* _Exercise aim_: Print out the data below. Do not alter a single line.

Stored entries:
◆ ◆ ◆ ◆ ◆

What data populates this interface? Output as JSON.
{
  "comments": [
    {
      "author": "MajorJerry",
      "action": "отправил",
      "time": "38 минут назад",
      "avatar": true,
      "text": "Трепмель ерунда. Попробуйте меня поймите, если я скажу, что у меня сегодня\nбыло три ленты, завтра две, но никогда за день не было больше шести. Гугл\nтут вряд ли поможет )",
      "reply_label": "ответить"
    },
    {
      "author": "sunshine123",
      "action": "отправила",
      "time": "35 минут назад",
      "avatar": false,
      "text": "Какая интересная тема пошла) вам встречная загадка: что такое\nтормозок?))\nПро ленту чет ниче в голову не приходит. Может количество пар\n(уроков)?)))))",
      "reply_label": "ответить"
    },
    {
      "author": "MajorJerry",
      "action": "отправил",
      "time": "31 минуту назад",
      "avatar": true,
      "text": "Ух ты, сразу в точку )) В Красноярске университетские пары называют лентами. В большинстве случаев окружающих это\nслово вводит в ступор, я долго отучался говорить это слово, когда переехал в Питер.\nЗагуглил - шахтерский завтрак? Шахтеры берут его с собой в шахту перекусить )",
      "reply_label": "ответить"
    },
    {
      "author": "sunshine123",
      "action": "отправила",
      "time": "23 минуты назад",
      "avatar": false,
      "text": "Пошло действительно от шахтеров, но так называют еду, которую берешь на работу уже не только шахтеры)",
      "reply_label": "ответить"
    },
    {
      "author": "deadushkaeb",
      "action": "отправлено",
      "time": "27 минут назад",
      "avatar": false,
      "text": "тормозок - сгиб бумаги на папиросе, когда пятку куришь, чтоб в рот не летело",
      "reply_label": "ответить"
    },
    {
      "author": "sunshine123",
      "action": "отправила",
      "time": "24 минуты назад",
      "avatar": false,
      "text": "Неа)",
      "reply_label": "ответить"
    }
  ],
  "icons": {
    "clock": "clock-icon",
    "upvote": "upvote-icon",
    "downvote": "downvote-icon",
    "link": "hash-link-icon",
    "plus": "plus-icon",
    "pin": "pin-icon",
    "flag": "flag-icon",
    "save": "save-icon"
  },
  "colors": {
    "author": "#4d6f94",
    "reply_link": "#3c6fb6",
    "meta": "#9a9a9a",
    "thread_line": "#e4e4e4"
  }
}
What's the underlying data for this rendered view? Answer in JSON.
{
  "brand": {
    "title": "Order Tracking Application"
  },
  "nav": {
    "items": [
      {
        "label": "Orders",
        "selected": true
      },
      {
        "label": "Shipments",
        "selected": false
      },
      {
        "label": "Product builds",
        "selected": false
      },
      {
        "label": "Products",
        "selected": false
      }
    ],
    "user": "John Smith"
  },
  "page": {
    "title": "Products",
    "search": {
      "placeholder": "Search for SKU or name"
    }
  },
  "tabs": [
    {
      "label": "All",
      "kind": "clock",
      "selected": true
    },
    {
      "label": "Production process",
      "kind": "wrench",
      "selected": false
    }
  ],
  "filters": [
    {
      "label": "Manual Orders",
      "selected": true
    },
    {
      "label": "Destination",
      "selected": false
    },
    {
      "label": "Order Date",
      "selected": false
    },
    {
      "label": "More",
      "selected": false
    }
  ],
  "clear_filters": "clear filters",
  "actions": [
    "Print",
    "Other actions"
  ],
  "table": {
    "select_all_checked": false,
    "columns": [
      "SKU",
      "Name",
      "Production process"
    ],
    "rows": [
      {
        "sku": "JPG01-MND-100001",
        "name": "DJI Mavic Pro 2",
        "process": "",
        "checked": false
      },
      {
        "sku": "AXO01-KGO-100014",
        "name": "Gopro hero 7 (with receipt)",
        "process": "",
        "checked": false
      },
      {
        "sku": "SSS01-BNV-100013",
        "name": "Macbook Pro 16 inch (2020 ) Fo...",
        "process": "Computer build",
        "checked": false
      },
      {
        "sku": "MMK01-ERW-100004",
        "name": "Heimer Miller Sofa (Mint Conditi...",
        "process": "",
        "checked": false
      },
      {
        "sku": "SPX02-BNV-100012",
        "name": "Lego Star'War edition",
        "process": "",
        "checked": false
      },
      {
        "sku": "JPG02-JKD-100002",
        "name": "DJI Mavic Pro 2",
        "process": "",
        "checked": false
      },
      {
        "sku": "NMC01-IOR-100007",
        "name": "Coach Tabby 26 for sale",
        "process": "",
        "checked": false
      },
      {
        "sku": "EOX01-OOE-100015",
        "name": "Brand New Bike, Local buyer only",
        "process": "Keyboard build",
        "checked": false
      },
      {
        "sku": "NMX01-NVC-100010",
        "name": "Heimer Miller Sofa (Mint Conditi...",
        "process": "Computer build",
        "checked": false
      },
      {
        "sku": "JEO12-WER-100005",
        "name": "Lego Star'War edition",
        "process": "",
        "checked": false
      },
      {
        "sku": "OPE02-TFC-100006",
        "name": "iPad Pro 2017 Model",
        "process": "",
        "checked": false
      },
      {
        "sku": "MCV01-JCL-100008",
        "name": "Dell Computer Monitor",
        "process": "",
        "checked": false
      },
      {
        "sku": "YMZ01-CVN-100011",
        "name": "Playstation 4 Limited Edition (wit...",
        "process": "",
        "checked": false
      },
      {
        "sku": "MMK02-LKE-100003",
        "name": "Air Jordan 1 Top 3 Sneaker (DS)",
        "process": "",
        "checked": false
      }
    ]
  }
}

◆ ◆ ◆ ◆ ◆

* _Answer for the task_:
What data populates this interface? Output as JSON.
{
  "comments": [
    {
      "author": "MajorJerry",
      "action": "отправил",
      "time": "38 минут назад",
      "avatar": true,
      "text": "Трепмель ерунда. Попробуйте меня поймите, если я скажу, что у меня сегодня\nбыло три ленты, завтра две, но никогда за день не было больше шести. Гугл\nтут вряд ли поможет )",
      "reply_label": "ответить"
    },
    {
      "author": "sunshine123",
      "action": "отправила",
      "time": "35 минут назад",
      "avatar": false,
      "text": "Какая интересная тема пошла) вам встречная загадка: что такое\nтормозок?))\nПро ленту чет ниче в голову не приходит. Может количество пар\n(уроков)?)))))",
      "reply_label": "ответить"
    },
    {
      "author": "MajorJerry",
      "action": "отправил",
      "time": "31 минуту назад",
      "avatar": true,
      "text": "Ух ты, сразу в точку )) В Красноярске университетские пары называют лентами. В большинстве случаев окружающих это\nслово вводит в ступор, я долго отучался говорить это слово, когда переехал в Питер.\nЗагуглил - шахтерский завтрак? Шахтеры берут его с собой в шахту перекусить )",
      "reply_label": "ответить"
    },
    {
      "author": "sunshine123",
      "action": "отправила",
      "time": "23 минуты назад",
      "avatar": false,
      "text": "Пошло действительно от шахтеров, но так называют еду, которую берешь на работу уже не только шахтеры)",
      "reply_label": "ответить"
    },
    {
      "author": "deadushkaeb",
      "action": "отправлено",
      "time": "27 минут назад",
      "avatar": false,
      "text": "тормозок - сгиб бумаги на папиросе, когда пятку куришь, чтоб в рот не летело",
      "reply_label": "ответить"
    },
    {
      "author": "sunshine123",
      "action": "отправила",
      "time": "24 минуты назад",
      "avatar": false,
      "text": "Неа)",
      "reply_label": "ответить"
    }
  ],
  "icons": {
    "clock": "clock-icon",
    "upvote": "upvote-icon",
    "downvote": "downvote-icon",
    "link": "hash-link-icon",
    "plus": "plus-icon",
    "pin": "pin-icon",
    "flag": "flag-icon",
    "save": "save-icon"
  },
  "colors": {
    "author": "#4d6f94",
    "reply_link": "#3c6fb6",
    "meta": "#9a9a9a",
    "thread_line": "#e4e4e4"
  }
}
What's the underlying data for this rendered view? Answer in JSON.
{
  "brand": {
    "title": "Order Tracking Application"
  },
  "nav": {
    "items": [
      {
        "label": "Orders",
        "selected": true
      },
      {
        "label": "Shipments",
        "selected": false
      },
      {
        "label": "Product builds",
        "selected": false
      },
      {
        "label": "Products",
        "selected": false
      }
    ],
    "user": "John Smith"
  },
  "page": {
    "title": "Products",
    "search": {
      "placeholder": "Search for SKU or name"
    }
  },
  "tabs": [
    {
      "label": "All",
      "kind": "clock",
      "selected": true
    },
    {
      "label": "Production process",
      "kind": "wrench",
      "selected": false
    }
  ],
  "filters": [
    {
      "label": "Manual Orders",
      "selected": true
    },
    {
      "label": "Destination",
      "selected": false
    },
    {
      "label": "Order Date",
      "selected": false
    },
    {
      "label": "More",
      "selected": false
    }
  ],
  "clear_filters": "clear filters",
  "actions": [
    "Print",
    "Other actions"
  ],
  "table": {
    "select_all_checked": false,
    "columns": [
      "SKU",
      "Name",
      "Production process"
    ],
    "rows": [
      {
        "sku": "JPG01-MND-100001",
        "name": "DJI Mavic Pro 2",
        "process": "",
        "checked": false
      },
      {
        "sku": "AXO01-KGO-100014",
        "name": "Gopro hero 7 (with receipt)",
        "process": "",
        "checked": false
      },
      {
        "sku": "SSS01-BNV-100013",
        "name": "Macbook Pro 16 inch (2020 ) Fo...",
        "process": "Computer build",
        "checked": false
      },
      {
        "sku": "MMK01-ERW-100004",
        "name": "Heimer Miller Sofa (Mint Conditi...",
        "process": "",
        "checked": false
      },
      {
        "sku": "SPX02-BNV-100012",
        "name": "Lego Star'War edition",
        "process": "",
        "checked": false
      },
      {
        "sku": "JPG02-JKD-100002",
        "name": "DJI Mavic Pro 2",
        "process": "",
        "checked": false
      },
      {
        "sku": "NMC01-IOR-100007",
        "name": "Coach Tabby 26 for sale",
        "process": "",
        "checked": false
      },
      {
        "sku": "EOX01-OOE-100015",
        "name": "Brand New Bike, Local buyer only",
        "process": "Keyboard build",
        "checked": false
      },
      {
        "sku": "NMX01-NVC-100010",
        "name": "Heimer Miller Sofa (Mint Conditi...",
        "process": "Computer build",
        "checked": false
      },
      {
        "sku": "JEO12-WER-100005",
        "name": "Lego Star'War edition",
        "process": "",
        "checked": false
      },
      {
        "sku": "OPE02-TFC-100006",
        "name": "iPad Pro 2017 Model",
        "process": "",
        "checked": false
      },
      {
        "sku": "MCV01-JCL-100008",
        "name": "Dell Computer Monitor",
        "process": "",
        "checked": false
      },
      {
        "sku": "YMZ01-CVN-100011",
        "name": "Playstation 4 Limited Edition (wit...",
        "process": "",
        "checked": false
      },
      {
        "sku": "MMK02-LKE-100003",
        "name": "Air Jordan 1 Top 3 Sneaker (DS)",
        "process": "",
        "checked": false
      }
    ]
  }
}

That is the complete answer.